- 02 The Age of Exploration
- 03 Ferdinand Magellan
- 04 Sir Francis Drake
- 05a James Cook (1768-1771)
- 05b James Cook (1772-75)
- 05c James Cook The Final Voyage
- 06 Thaddeus von Bellingshausen (1819-21)
- 07 Who first saw Antarctica?
- 08 Who first set foot on Antarctica?
- 09 James Weddell (1822-24)
- 10 Sealers and whalers
- 10a Biscoe and the Enderby Brothers
- 11 Jules Sébastien César Dumont d’Urville (1837-40)
- 12 Charles Wilkes (1838-42)
- 13 James Clark Ross (1839-43)
- 14 The Challenger Expedition (1872-76)
- 15 Adrien de Gerlache (1897-1899)
- 15 Henryk Johan Bull (1894-95)

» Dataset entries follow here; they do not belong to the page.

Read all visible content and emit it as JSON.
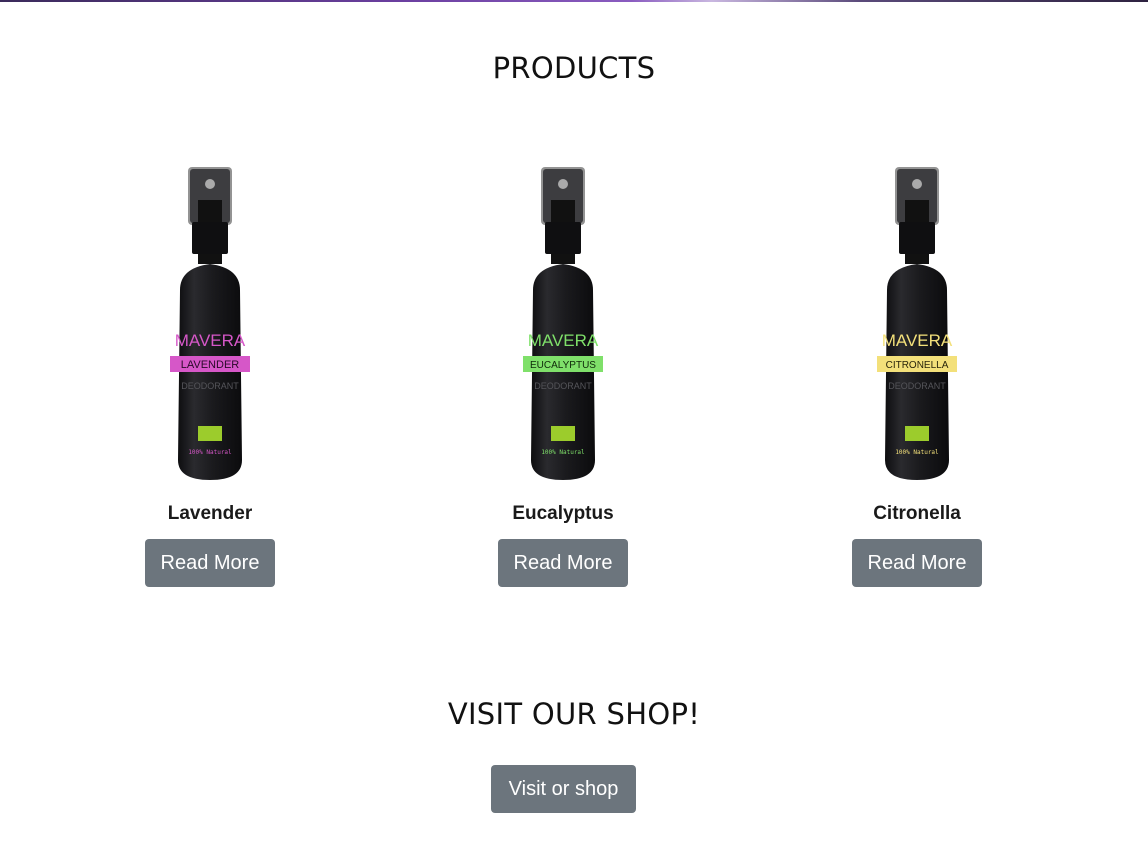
{
  "products_section": {
    "title": "PRODUCTS",
    "items": [
      {
        "name": "Lavender",
        "button_label": "Read More",
        "label_brand": "MAVERA",
        "label_variant": "LAVENDER",
        "label_type": "DEODORANT",
        "label_claim": "100% Natural",
        "accent_color": "#d657c8"
      },
      {
        "name": "Eucalyptus",
        "button_label": "Read More",
        "label_brand": "MAVERA",
        "label_variant": "EUCALYPTUS",
        "label_type": "DEODORANT",
        "label_claim": "100% Natural",
        "accent_color": "#7fe06a"
      },
      {
        "name": "Citronella",
        "button_label": "Read More",
        "label_brand": "MAVERA",
        "label_variant": "CITRONELLA",
        "label_type": "DEODORANT",
        "label_claim": "100% Natural",
        "accent_color": "#f3e07a"
      }
    ]
  },
  "shop_section": {
    "title": "VISIT OUR SHOP!",
    "button_label": "Visit or shop"
  },
  "colors": {
    "button_bg": "#6c757d",
    "button_text": "#ffffff",
    "bottle_body": "#1c1c1e",
    "eu_organic_leaf": "#9ccc2c"
  }
}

- 16 Carsten Borchgrevink (1898-1900)